AbstractAfter the end of the Cold War had signalled for many the demise of political theatre, a re-emergence of British political plays since the turn of the century has become an acknowledged phenomenon. Customary definitions of this cultural practice, however, have become historically and theoretically obsolete. An alternative philosophical framework is needed which breaks with both the unrealistic expectations of the traditional Left and the defeatist limitations of postmodernist positions.
This thesis aims to provide a revised definition of political theatre based on the ideas of Jürgen Habermas. The development of his philosophical project is described together with its refinement as the result of interjections by other thinkers from within the neo-Marxist tradition of Critical Theory, in particular feminist contributors. In addition to exploring key concepts such as the reconstruction of historical materialism, the paradigm of discourse ethics and the model of post avant-garde political art, greater focus is placed on the notion of the public sphere, which has special relevance when examining the contemporary dynamics of political theatre.
The second part of the thesis comprises case studies of plays written since the fall of the Berlin Wall, with emphasis on those performed from 2000 onwards, illustrating how the theoretical framework can be employed to interpret these works. The plays are representative of different strands of current political theatre, including (reconstructed) epic theatre, verbatim and tribunal forms, and feminist writing that deals with public/private and local/global dichotomies.
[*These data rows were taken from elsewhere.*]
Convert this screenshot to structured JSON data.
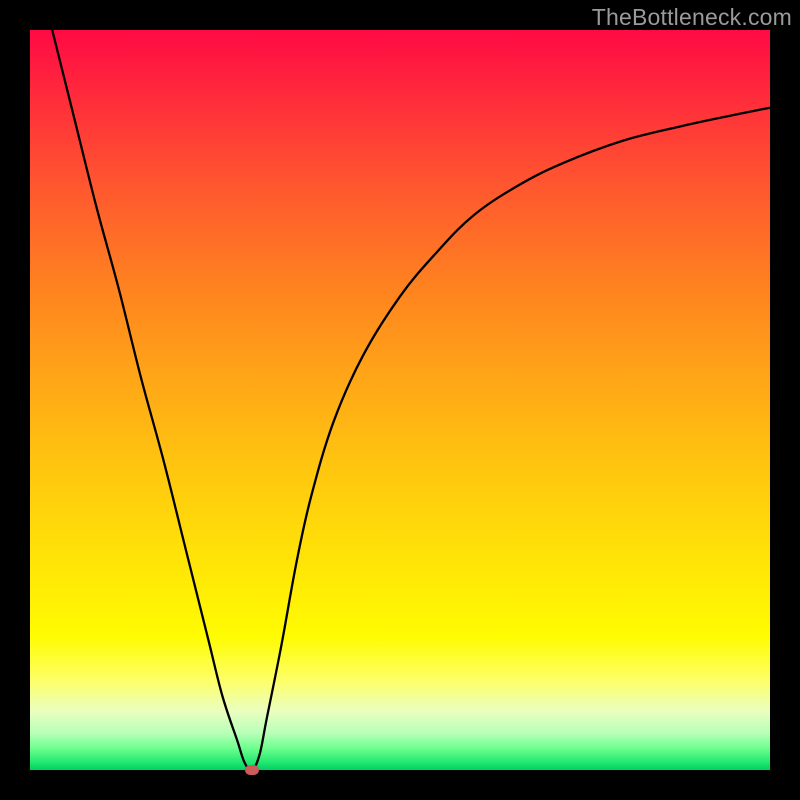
{
  "watermark": "TheBottleneck.com",
  "chart_data": {
    "type": "line",
    "title": "",
    "xlabel": "",
    "ylabel": "",
    "xlim": [
      0,
      100
    ],
    "ylim": [
      0,
      100
    ],
    "x": [
      3,
      6,
      9,
      12,
      15,
      18,
      21,
      24,
      26,
      28,
      29,
      30,
      31,
      32,
      34,
      36,
      38,
      41,
      45,
      50,
      55,
      60,
      66,
      72,
      80,
      88,
      95,
      100
    ],
    "values": [
      100,
      88,
      76,
      65,
      53,
      42,
      30,
      18,
      10,
      4,
      1,
      0,
      2,
      7,
      17,
      28,
      37,
      47,
      56,
      64,
      70,
      75,
      79,
      82,
      85,
      87,
      88.5,
      89.5
    ],
    "marker": {
      "x": 30,
      "y": 0,
      "color": "#cc5c5c"
    },
    "gradient_stops": [
      {
        "pos": 0,
        "color": "#ff0a44"
      },
      {
        "pos": 10,
        "color": "#ff2f3a"
      },
      {
        "pos": 22,
        "color": "#ff5a2e"
      },
      {
        "pos": 34,
        "color": "#ff8020"
      },
      {
        "pos": 46,
        "color": "#ffa318"
      },
      {
        "pos": 58,
        "color": "#ffc310"
      },
      {
        "pos": 70,
        "color": "#ffe008"
      },
      {
        "pos": 82,
        "color": "#fffc02"
      },
      {
        "pos": 88,
        "color": "#fdff6a"
      },
      {
        "pos": 92,
        "color": "#eaffc0"
      },
      {
        "pos": 95,
        "color": "#b8ffb8"
      },
      {
        "pos": 97,
        "color": "#70ff90"
      },
      {
        "pos": 99,
        "color": "#20e870"
      },
      {
        "pos": 100,
        "color": "#00d060"
      }
    ]
  }
}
The proposed redefinition offers an emancipatory framework for a productive understanding of political theatre in the changing world of the new century.
|Date of Award||2009|
|Supervisor||Claire Cochrane (Supervisor), Jean Webb (Supervisor) & Alan How (Supervisor)|